|US7982405||Dec 6, 2005||Jul 19, 2011||Lightech Electronic Industries Ltd.||Igniter circuit for an HID lamp|
|US20060279229 *||May 30, 2006||Dec 14, 2006||Seiko Epson Corporation||Ballast and projector|
|US20090085492 *||Apr 12, 2006||Apr 2, 2009||Patent-Treuhand-Gesellschaft Fur Elektrische Gluhlampen Mbh||Device for operating or starting a high-pressure discharge lamp lamp socket and illumination system wtih such a device and method for operation of a high-pressure discharge lamp|

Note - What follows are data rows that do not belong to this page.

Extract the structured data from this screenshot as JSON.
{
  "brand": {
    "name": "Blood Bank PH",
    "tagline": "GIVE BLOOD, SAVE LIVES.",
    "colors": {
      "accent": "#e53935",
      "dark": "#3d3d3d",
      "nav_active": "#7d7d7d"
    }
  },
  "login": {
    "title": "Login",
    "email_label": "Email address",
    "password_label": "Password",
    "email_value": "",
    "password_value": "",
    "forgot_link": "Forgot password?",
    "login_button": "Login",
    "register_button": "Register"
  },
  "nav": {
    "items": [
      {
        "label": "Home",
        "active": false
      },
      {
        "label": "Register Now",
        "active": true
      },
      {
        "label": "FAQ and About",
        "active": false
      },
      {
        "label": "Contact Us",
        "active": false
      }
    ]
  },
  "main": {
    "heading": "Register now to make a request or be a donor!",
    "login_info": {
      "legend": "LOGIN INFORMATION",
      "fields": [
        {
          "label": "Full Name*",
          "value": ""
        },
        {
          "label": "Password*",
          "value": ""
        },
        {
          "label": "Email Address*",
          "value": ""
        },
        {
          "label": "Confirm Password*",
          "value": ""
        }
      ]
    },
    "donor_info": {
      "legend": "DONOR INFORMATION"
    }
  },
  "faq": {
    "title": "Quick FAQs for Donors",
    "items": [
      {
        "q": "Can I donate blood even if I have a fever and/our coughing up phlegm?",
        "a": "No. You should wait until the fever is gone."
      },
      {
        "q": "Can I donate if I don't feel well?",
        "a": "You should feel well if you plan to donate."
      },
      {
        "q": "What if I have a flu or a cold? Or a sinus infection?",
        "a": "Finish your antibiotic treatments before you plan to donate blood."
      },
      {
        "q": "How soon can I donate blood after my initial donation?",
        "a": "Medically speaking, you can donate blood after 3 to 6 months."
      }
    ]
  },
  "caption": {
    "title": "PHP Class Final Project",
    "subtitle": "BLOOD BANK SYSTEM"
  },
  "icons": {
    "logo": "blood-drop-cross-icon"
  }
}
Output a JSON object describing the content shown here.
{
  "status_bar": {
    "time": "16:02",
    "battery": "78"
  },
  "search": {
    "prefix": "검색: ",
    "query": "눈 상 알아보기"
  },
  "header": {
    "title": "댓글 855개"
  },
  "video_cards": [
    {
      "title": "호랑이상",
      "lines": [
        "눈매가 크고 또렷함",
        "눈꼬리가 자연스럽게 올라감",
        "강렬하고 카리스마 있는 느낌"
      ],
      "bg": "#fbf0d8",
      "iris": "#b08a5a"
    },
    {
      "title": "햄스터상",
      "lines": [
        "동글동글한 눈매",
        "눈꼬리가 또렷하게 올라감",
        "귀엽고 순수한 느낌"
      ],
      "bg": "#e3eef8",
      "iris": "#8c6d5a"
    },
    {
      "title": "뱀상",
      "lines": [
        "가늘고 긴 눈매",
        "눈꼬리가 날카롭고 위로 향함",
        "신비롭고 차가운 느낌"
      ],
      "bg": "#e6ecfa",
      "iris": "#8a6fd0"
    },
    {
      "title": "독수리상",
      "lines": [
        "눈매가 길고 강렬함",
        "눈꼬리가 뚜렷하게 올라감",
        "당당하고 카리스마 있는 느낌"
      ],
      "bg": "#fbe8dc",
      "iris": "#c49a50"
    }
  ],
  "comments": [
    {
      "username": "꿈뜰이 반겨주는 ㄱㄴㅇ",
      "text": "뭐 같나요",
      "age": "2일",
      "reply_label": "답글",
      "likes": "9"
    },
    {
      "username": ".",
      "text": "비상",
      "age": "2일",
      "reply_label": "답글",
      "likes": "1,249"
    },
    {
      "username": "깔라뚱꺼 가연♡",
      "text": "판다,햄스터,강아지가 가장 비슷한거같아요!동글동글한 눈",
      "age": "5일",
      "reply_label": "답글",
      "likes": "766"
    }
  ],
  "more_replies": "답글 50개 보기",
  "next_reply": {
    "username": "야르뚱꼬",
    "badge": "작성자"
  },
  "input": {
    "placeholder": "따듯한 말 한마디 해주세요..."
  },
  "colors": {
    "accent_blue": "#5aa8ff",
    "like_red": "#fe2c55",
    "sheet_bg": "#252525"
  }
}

|U.S. Classification||315/291, 315/209.00R, 315/289|
|May 26, 2000||AS||Assignment|
|Jun 7, 2006||REMI||Maintenance fee reminder mailed|
|Nov 20, 2006||LAPS||Lapse for failure to pay maintenance fees|
|Jan 16, 2007||FP||Expired due to failure to pay maintenance fee|
Effective date: 20061119